Amusingly enough, Bianchi later appeared in a James Bond spoof called Operation Kid Brother, starring Sean’s brother Neil Connery. I might cover that when I cover all the unofficial Bond movies in one month, in addition to the George Lazenby and Timothy Dalton entries.
While the first movie took place in Jamaica, it didn’t show too many beautiful locations beyond some nice beach sets. This movie does. There’s the famous Hagia Sophia mosque and other locations in Istanbul. There’s a hillside thin Eastern France. The movie ends in Venice, with Bond riding a boat with Miss Romanova. It gives the movie a strange feeling of finality as if their relationship may continue. If it weren’t for Bond’s long history of ending movies this way, I might have actually believed it in this case.
As a whole, From Russia With Love is a bigger movie than Dr. No, but in some ways it feels like it’s on a smaller scale. That actually works in this movie’s favour. It feels like a straight spy thriller, when most of the later movies are action movies with elements of a spy thriller. Yet there’s still more than enough action to keep the pace going. There’s a lot of intelligence shown on all sides of the conflict, with all three parties outsmarting the others on at least one occasion. I wouldn’t go so far as to call it my favourite Bond movie, but it’s probably up there.
And here is the fun part of this blog post. The Bond counters. We’ll keep a running tally of the kills as this blog series goes along.

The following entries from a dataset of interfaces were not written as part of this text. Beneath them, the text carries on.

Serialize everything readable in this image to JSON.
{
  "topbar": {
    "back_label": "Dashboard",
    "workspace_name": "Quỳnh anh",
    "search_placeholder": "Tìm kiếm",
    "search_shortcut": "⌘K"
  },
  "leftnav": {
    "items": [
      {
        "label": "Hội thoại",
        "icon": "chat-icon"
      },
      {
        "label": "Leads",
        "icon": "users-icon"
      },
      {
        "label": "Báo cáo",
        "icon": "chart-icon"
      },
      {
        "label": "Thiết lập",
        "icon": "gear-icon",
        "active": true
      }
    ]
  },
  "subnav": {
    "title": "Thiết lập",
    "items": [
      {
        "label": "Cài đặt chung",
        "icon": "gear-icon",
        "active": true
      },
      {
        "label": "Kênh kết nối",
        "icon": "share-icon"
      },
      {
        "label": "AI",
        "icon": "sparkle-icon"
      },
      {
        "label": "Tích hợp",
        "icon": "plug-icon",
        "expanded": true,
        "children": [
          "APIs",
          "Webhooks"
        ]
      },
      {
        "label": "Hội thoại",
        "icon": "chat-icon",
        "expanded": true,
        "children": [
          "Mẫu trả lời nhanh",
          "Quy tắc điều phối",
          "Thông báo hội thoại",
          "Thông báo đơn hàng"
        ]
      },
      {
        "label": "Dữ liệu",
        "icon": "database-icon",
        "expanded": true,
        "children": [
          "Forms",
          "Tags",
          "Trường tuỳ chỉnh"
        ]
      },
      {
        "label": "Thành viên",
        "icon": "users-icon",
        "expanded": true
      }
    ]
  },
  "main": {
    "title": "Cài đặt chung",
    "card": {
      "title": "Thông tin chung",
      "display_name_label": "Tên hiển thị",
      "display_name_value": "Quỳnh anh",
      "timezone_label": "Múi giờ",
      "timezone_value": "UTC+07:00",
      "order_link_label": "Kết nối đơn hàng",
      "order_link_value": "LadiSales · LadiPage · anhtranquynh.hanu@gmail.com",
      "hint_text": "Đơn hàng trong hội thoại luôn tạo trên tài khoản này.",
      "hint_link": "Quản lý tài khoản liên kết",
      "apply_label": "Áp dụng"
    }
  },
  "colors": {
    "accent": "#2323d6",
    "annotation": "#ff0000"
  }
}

Bond kills 11
Other’s kills – 16
Total kill count – 27
Sean Connery’s kill count so far – 15